*TASK DIRECTIONS*: Repeat word for word, please, only the lines from the one that includes "Parse this screenshot: output" through the final line of the data.

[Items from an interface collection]
------------------------------------------------
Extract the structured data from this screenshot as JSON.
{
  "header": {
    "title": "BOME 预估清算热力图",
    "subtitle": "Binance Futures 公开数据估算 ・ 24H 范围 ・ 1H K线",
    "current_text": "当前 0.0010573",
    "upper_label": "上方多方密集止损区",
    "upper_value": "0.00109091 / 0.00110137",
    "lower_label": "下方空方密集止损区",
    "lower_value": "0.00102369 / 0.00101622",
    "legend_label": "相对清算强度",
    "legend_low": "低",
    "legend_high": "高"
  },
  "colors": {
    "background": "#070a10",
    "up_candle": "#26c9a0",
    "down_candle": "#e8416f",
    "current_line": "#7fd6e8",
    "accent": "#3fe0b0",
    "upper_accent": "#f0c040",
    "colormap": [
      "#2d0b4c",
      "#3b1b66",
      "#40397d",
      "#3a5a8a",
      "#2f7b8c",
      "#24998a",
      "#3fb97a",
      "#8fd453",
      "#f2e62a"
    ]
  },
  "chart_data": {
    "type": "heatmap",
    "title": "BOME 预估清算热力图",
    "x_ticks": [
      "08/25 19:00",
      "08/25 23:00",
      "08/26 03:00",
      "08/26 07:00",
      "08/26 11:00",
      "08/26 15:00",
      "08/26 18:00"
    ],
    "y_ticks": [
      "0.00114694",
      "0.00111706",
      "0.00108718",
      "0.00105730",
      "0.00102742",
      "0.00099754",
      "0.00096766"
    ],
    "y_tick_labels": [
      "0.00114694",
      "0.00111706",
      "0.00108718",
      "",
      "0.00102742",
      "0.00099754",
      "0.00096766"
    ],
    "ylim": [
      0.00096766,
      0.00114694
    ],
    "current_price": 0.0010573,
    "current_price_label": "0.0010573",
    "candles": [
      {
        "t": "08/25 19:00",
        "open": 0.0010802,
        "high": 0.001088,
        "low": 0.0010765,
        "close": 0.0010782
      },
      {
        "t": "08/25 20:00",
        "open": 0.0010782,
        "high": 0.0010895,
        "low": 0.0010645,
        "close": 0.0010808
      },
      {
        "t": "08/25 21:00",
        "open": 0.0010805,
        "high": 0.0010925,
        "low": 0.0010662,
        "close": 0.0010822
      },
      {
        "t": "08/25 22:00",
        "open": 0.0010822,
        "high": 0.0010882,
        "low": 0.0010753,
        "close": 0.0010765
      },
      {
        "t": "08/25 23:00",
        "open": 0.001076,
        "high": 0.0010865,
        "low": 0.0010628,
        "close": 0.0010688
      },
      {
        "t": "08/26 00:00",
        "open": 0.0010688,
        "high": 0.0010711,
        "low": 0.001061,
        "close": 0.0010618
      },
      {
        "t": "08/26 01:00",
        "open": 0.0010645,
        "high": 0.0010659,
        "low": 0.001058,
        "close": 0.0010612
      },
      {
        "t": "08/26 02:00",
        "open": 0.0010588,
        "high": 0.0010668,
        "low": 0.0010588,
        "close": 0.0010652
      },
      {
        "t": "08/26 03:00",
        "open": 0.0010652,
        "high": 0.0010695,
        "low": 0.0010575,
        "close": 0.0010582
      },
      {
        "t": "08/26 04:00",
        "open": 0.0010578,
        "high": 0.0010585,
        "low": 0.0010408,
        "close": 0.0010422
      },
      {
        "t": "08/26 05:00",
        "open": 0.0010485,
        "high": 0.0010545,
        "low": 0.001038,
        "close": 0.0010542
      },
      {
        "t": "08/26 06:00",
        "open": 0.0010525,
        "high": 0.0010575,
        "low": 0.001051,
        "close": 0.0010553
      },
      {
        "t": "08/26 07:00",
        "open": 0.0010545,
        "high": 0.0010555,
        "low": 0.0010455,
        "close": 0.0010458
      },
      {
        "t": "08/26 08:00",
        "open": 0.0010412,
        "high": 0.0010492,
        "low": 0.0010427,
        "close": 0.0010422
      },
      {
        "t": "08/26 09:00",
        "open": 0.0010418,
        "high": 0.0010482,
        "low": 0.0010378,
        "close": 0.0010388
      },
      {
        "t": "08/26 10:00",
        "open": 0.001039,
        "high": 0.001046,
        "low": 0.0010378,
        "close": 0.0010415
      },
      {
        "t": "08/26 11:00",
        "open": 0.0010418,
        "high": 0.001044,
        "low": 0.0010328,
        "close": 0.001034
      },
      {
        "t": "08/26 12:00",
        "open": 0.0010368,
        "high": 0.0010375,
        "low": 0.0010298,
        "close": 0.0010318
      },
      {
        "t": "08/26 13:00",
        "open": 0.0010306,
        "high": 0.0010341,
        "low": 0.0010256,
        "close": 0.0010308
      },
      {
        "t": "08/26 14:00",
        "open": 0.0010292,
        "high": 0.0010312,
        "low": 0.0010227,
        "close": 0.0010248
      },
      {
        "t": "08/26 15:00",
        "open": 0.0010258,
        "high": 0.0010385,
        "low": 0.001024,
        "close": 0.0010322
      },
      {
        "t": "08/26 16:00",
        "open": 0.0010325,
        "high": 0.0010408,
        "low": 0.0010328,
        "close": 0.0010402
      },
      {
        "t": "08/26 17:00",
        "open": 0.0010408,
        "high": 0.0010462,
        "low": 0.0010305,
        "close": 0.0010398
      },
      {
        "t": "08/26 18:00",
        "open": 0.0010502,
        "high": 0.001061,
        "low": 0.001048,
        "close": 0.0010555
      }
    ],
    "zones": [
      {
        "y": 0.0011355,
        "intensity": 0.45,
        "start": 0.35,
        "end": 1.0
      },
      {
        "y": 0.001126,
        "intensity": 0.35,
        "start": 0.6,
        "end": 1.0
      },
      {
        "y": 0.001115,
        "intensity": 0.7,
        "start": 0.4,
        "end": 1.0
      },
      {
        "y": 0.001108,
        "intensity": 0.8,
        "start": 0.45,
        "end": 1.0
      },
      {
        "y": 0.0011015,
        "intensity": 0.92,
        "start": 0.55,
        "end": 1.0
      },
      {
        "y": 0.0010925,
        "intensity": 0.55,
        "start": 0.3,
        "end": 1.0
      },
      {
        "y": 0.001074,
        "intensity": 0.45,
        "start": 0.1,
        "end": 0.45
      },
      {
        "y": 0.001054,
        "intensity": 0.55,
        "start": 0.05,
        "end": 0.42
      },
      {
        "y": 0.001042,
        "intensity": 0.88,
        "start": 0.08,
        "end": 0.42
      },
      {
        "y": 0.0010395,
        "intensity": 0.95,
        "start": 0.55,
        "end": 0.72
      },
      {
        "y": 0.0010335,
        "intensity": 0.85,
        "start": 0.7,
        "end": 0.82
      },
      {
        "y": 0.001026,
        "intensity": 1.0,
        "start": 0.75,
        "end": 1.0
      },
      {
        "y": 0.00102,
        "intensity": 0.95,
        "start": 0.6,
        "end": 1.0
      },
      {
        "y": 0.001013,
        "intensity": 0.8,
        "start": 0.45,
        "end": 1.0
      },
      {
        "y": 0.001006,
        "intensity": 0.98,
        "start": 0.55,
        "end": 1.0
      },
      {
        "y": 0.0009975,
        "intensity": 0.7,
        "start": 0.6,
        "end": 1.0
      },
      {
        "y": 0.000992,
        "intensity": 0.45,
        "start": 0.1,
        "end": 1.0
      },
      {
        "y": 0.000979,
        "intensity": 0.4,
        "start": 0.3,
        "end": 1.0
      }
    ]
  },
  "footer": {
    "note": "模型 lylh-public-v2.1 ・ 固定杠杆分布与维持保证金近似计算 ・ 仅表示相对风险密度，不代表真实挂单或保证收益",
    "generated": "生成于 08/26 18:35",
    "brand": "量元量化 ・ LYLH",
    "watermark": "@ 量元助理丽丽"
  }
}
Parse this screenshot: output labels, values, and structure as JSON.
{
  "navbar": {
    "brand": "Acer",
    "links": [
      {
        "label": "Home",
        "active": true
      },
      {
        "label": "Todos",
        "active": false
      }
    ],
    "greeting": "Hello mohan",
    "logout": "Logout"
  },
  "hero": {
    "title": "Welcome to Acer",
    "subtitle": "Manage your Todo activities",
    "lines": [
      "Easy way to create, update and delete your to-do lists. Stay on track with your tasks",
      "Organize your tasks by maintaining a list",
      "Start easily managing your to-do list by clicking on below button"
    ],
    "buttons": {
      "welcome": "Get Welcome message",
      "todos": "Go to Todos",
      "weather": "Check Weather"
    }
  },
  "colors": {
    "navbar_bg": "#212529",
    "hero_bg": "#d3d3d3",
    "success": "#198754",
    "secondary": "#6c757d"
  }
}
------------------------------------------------
*OUTPUT*:
Parse this screenshot: output labels, values, and structure as JSON.
{
  "navbar": {
    "brand": "Acer",
    "links": [
      {
        "label": "Home",
        "active": true
      },
      {
        "label": "Todos",
        "active": false
      }
    ],
    "greeting": "Hello mohan",
    "logout": "Logout"
  },
  "hero": {
    "title": "Welcome to Acer",
    "subtitle": "Manage your Todo activities",
    "lines": [
      "Easy way to create, update and delete your to-do lists. Stay on track with your tasks",
      "Organize your tasks by maintaining a list",
      "Start easily managing your to-do list by clicking on below button"
    ],
    "buttons": {
      "welcome": "Get Welcome message",
      "todos": "Go to Todos",
      "weather": "Check Weather"
    }
  },
  "colors": {
    "navbar_bg": "#212529",
    "hero_bg": "#d3d3d3",
    "success": "#198754",
    "secondary": "#6c757d"
  }
}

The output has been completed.